(Data for review Opens)

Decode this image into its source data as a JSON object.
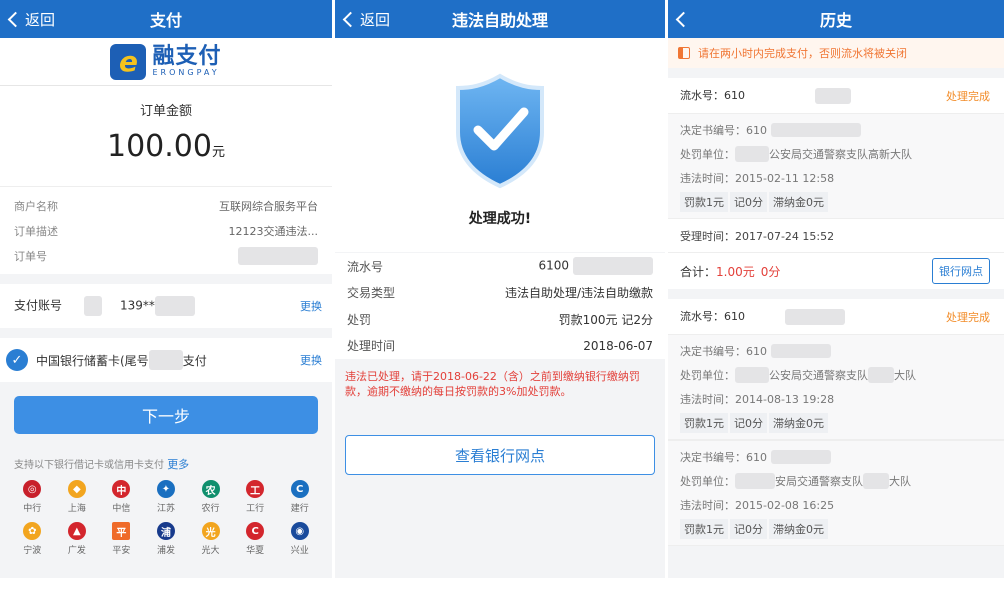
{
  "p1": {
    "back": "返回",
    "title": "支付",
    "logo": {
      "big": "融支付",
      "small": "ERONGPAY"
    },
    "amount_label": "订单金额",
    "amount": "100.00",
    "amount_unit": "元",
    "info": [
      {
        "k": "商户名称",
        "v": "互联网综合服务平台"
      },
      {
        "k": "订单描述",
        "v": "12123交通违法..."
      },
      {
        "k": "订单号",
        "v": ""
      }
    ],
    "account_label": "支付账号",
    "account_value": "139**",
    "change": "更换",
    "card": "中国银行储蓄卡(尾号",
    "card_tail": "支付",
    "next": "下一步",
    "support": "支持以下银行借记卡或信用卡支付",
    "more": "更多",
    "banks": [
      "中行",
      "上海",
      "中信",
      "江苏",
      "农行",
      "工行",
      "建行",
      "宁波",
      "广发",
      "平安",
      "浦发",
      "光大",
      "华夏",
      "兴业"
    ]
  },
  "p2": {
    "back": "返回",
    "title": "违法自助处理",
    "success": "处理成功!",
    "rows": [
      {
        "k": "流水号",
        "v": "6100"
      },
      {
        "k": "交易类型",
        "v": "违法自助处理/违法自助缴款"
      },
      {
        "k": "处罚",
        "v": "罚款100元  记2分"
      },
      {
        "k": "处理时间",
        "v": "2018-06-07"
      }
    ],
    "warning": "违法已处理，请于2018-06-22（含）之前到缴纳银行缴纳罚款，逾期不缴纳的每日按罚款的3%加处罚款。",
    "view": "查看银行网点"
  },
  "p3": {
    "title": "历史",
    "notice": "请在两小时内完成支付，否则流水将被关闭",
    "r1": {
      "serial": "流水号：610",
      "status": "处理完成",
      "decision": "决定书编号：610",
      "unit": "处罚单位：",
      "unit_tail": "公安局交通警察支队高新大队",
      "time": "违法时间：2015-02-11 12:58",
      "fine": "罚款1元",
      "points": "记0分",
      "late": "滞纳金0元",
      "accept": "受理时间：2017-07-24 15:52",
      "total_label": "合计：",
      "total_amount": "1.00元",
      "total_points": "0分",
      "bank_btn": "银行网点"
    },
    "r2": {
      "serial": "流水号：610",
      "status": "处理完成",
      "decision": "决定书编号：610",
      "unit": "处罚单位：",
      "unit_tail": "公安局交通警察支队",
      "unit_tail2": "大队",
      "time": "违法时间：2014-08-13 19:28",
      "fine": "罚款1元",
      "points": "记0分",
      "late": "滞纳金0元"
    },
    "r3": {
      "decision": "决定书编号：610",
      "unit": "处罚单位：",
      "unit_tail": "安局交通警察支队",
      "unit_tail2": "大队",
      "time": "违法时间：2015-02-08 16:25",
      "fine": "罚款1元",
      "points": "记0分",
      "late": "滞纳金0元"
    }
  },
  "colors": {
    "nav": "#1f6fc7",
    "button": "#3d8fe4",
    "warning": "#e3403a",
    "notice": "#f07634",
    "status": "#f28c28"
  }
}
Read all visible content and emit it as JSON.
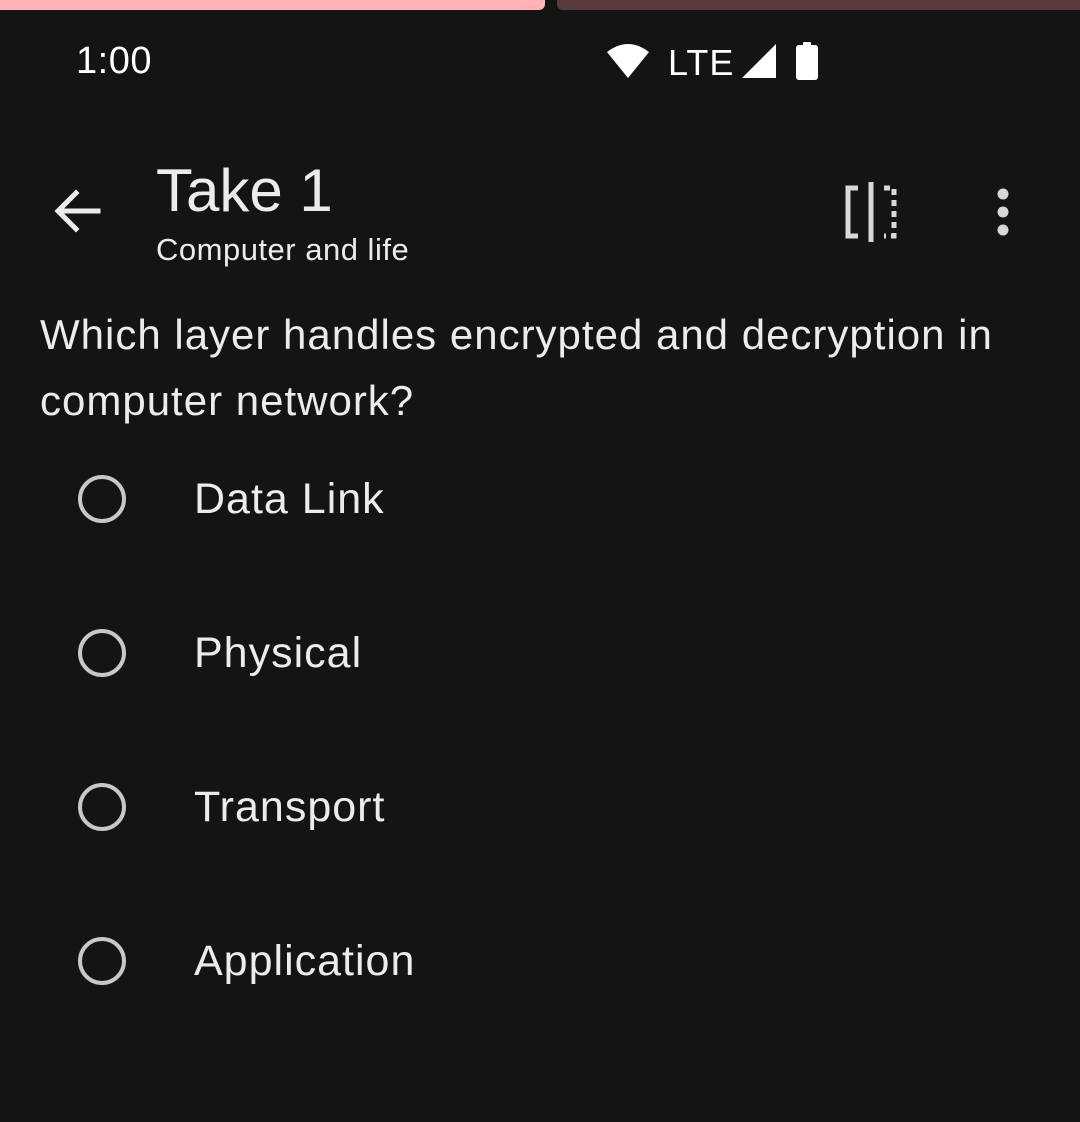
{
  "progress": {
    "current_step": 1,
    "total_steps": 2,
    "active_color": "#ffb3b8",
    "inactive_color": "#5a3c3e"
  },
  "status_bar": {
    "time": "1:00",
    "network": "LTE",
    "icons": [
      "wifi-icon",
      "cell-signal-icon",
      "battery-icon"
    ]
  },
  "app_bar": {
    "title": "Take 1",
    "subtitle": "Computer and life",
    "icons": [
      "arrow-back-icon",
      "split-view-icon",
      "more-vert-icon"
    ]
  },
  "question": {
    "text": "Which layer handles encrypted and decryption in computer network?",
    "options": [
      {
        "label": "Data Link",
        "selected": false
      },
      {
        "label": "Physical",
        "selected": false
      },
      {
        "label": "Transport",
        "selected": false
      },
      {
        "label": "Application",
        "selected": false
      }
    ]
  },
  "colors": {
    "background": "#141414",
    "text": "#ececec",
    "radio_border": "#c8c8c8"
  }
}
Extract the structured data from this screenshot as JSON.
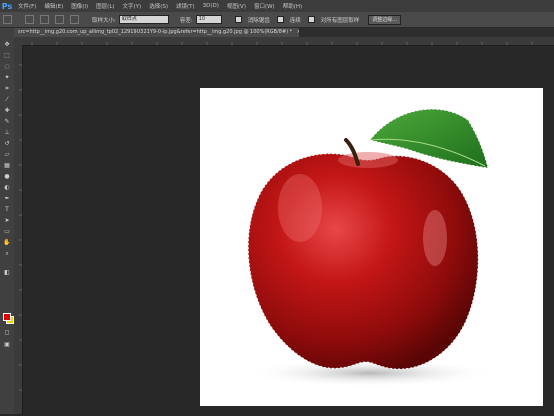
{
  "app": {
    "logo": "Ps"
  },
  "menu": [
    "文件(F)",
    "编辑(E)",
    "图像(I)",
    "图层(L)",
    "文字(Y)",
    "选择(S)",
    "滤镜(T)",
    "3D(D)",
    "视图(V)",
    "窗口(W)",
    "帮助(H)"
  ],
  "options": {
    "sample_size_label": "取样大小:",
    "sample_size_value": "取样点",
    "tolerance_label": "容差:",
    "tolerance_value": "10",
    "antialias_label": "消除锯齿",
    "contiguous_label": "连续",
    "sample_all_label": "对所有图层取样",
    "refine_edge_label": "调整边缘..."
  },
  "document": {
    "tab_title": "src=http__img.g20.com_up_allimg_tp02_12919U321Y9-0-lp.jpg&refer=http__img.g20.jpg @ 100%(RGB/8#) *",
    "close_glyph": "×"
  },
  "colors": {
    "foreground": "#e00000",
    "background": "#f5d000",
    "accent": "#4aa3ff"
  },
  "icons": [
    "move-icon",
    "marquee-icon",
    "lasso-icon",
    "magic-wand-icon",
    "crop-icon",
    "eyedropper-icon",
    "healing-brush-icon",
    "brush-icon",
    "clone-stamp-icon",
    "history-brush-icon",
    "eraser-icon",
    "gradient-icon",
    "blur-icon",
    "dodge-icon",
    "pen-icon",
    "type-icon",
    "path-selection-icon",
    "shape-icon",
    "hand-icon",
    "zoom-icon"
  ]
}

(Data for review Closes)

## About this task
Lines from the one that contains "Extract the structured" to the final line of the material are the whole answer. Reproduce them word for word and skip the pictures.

## Answer section
Extract the structured data from this screenshot as JSON.
{
  "app": {
    "logo": "Ps"
  },
  "menu": [
    "文件(F)",
    "编辑(E)",
    "图像(I)",
    "图层(L)",
    "文字(Y)",
    "选择(S)",
    "滤镜(T)",
    "3D(D)",
    "视图(V)",
    "窗口(W)",
    "帮助(H)"
  ],
  "options": {
    "sample_size_label": "取样大小:",
    "sample_size_value": "取样点",
    "tolerance_label": "容差:",
    "tolerance_value": "10",
    "antialias_label": "消除锯齿",
    "contiguous_label": "连续",
    "sample_all_label": "对所有图层取样",
    "refine_edge_label": "调整边缘..."
  },
  "document": {
    "tab_title": "src=http__img.g20.com_up_allimg_tp02_12919U321Y9-0-lp.jpg&refer=http__img.g20.jpg @ 100%(RGB/8#) *",
    "close_glyph": "×"
  },
  "colors": {
    "foreground": "#e00000",
    "background": "#f5d000",
    "accent": "#4aa3ff"
  },
  "icons": [
    "move-icon",
    "marquee-icon",
    "lasso-icon",
    "magic-wand-icon",
    "crop-icon",
    "eyedropper-icon",
    "healing-brush-icon",
    "brush-icon",
    "clone-stamp-icon",
    "history-brush-icon",
    "eraser-icon",
    "gradient-icon",
    "blur-icon",
    "dodge-icon",
    "pen-icon",
    "type-icon",
    "path-selection-icon",
    "shape-icon",
    "hand-icon",
    "zoom-icon"
  ]
}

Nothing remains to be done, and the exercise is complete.